The primary point of stacking star trail captures is to extend the possible exposure time. Longer exposure times produce more apparent motion of the stars. It's as simple as that.
As I mentioned earlier, you'll need to use a fairly wide-open aperture to capture as much starlight as possible. With this wide-open aperture in mind, if you made a single long exposure to capture star trails, you'd have a limited amount of exposure time before considerably overexposing the image.
To reinforce this point, consider the four minute, f/4, and ISO 400 exposure. Leaving f/4 alone, if you dropped the ISO as far as it could go, hypothetically to ISO 100, you could extend the exposure time to 16 minutes at most. This is only a small fraction of the hours needed to create dramatic star trails.
As a digital darkroom technique, stacking is sometimes confused with high dynamic range (HDR) bracketing. Both techniques involve combining image sequences; however, their goals are quite different. HDR photography is all about extending dynamic range; whereas stacking images is actually about extending exposure time.
In other words, what you want from an exposure sequence created for stacking is a number of similarly exposed captures.
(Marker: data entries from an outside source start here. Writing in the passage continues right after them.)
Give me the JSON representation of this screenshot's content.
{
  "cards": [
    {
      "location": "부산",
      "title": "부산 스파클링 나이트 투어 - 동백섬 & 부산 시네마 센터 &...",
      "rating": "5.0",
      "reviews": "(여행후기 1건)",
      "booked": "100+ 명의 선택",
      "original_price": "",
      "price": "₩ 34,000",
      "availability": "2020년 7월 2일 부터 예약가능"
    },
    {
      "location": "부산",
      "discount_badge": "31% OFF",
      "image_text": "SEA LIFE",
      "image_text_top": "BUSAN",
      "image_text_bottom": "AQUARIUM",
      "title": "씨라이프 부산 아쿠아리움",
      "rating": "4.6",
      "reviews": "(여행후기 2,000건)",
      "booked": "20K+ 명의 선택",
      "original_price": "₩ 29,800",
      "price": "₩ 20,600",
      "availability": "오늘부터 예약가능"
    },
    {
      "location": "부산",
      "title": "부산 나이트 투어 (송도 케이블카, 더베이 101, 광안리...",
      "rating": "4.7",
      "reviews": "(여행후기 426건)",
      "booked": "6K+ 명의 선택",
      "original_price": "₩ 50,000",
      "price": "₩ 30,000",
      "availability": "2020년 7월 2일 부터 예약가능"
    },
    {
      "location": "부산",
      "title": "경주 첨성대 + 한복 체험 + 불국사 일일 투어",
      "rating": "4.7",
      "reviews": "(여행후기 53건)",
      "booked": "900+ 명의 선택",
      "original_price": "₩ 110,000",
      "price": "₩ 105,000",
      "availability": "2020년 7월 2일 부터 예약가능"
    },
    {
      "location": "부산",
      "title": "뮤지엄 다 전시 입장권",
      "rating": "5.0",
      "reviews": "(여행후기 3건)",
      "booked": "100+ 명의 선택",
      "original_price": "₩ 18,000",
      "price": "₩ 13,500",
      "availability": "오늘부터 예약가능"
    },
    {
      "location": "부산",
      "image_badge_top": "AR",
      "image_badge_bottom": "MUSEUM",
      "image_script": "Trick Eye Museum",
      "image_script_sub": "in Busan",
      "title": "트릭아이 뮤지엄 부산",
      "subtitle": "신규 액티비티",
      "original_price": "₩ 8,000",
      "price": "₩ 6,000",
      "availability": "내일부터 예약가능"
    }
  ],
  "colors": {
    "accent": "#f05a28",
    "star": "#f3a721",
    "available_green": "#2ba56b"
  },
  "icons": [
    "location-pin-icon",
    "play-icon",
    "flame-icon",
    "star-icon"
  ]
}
These captures need to be spaced together with as little time gap between the exposures as possible (see Figure 3).
Figure 3 The two-minute exposures occur regularly in sequence, so this strip of five exposures, shown in Adobe Bridge, takes place over 10 minutes.